Emanuel Macron

Macron speaking during his visit to a hospitality school in Tain l'Hermitage
Two arrested after man shouted 'down with Macronism' before assaulting French president

Emmanuel Macron was slapped in the face by a man during a walkabout in southern France.

The president's security detail immediately pulled the man to the ground and moved Macron away from the crowd, though the president appeared unhurt and determined to continue meeting the public.

Afterwards, the French leader said the assault was "an isolated act" that should be "put into perspective".
"We mustn't let ultra-violent individuals take over the public debate ... There can be no violence, no hatred, not in speech or action. Otherwise it's democracy itself that is threatened."

Comment: When the political elites act violently towards their own people then it is "for their own good", and it is allegedly democratic. But when individuals start fighting back and showing what they really think of their leaders and their policies then they labeled "ultra-violent".

While we do not advocate violence towards leaders (or anyone else) we can see how its the egregious policies of said leaders that have driven people to despair and rage. It is therefore natural, or at least understandable, that we are seeing such incidents as this one.


A video of the incident showed the president, in a white shirt and tie, approach onlookers waiting behind metal barriers at Tain-l'Hermitage in the Drôme department.

Macron, wearing a mask, is seen reaching out to shake hands with a man in a green T-shirt wearing glasses and a mask.

Reuters reported the man was heard shouting "à bas la Macronie" (down with Macronism) before he grabbed the president's right arm and delivered a slap to the left side of his face. He was also reported to have shouted "Montjoie Saint Denis", the battle cry of the French armies when the country was a monarchy


Two people have been arrested in connection with the assault, according to reports, and are being held for "deliberate violence against a person of public authority".

Talking to the local newspaper, the Dauphiné Libéré, later, Macron said:
"We must not let this overshadow the other issues that are so important to the lives of so many."
Asked if he felt the political climate was deteriorating, the president replied:
"No, I don't want isolated individuals or those who go to extremes to somehow make people forget the rest. The French people are a republican people. The overwhelming majority of French people are interested in the fundamental problems.

"Let's not let isolated events, the kind of ultra-violent individuals we also see in some demonstrations, take over the public debate. They don't deserve it."



Comment: When the political class stole people's freedom by locking them in their homes and denying the people basic medical care by making hospitals less accessible and closing businesses, it was because "they care about the people". Many lost their lives because of that.
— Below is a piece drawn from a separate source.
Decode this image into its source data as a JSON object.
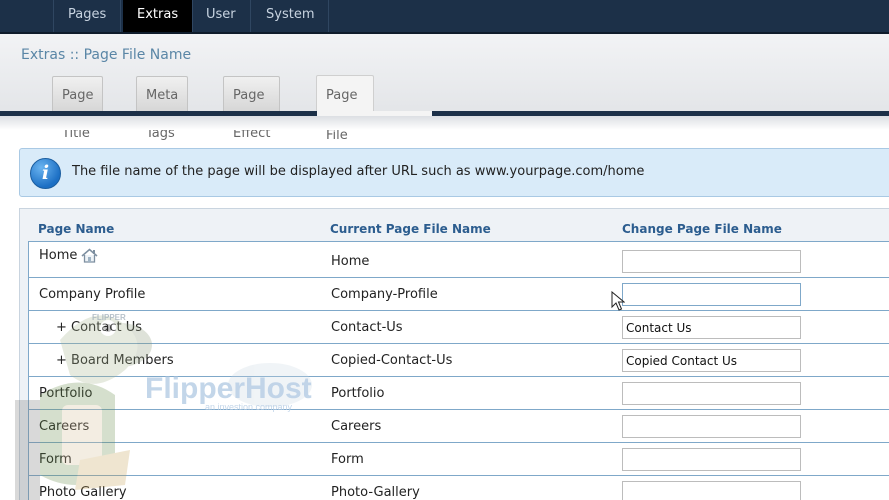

And much more than from the virus itself.

The general public will not forget how the parasitic "elites" stole the republic and made them their slaves with drastically reduced basic human rights every day.

This recent response to Macron is a good indication of what many think about the political elites leading humanity toward destruction.


Macron said it would not stop him meeting ordinary people on his visits and he had "no apprehensions at all".
"In fact, I went on and greeted the people present who were next to the man and I took photos with them. I carried on and I will carry on. Nothing will stop me," he said.
The French prime minister, Jean Castex, said the incident was an affront to democracy.
"Politics can never be about violence, verbal aggression, and even less about physical aggression. I call for a republican awakening, we are all concerned, the foundations of our democracy are at stake," Castex told the Assemblée Nationale.
Last week, Macron began a six-week political tour de France aimed at "taking the pulse" of the country as it emerges from the coronavirus crisis. In the run-up to regional elections this month and, more importantly, the presidential battle next year, the French leader will make two regional visits a week until mid-July.

He was in the Drôme to meet local restaurant owners and students to talk about how their lives are slowly returning to normal as Covid restrictions are lifted. Macron was accompanied by Guillaume Gomez, a former chef at the Élysée who was named the president's "special adviser on French gastronomy".

Alex Perrin, a public prosecutor in nearby Valence, told the Dauphiné Libéré that two local men aged 28 had been arrested.
"They are not known to police. One is accused of having hit the president of the Republic, the other was accompanying him," Perrin said, adding the investigation was being conducted by the Drôme gendarmes. The person accused of violence faces a €750 fine if convicted.
The Élysée confirmed the video of the incident was genuine, but refused to comment further.

The far-right leader Marine Le Pen also condemned the assault.
"I say this with absolutely firmness: it is unacceptable to physically attack the president of the republic or political representatives but especially the president. I am Emmanuel Macron's main rival, but he is the president of the republic and, as such, we can beat him politically but we cannot accept the slightest violence towards him. I consider this behaviour unacceptable and deeply deplorable in a democracy," Le Pen told BFMTV.

The former Socialist president François Hollande tweeted:
"Attacking the president of the republic is an unacceptable and intolerable blow to our institutions. In the face of this indescribable act, the whole nation must show solidarity with the head of state. In these circumstances, I send my full support to @EmmanuelMacron."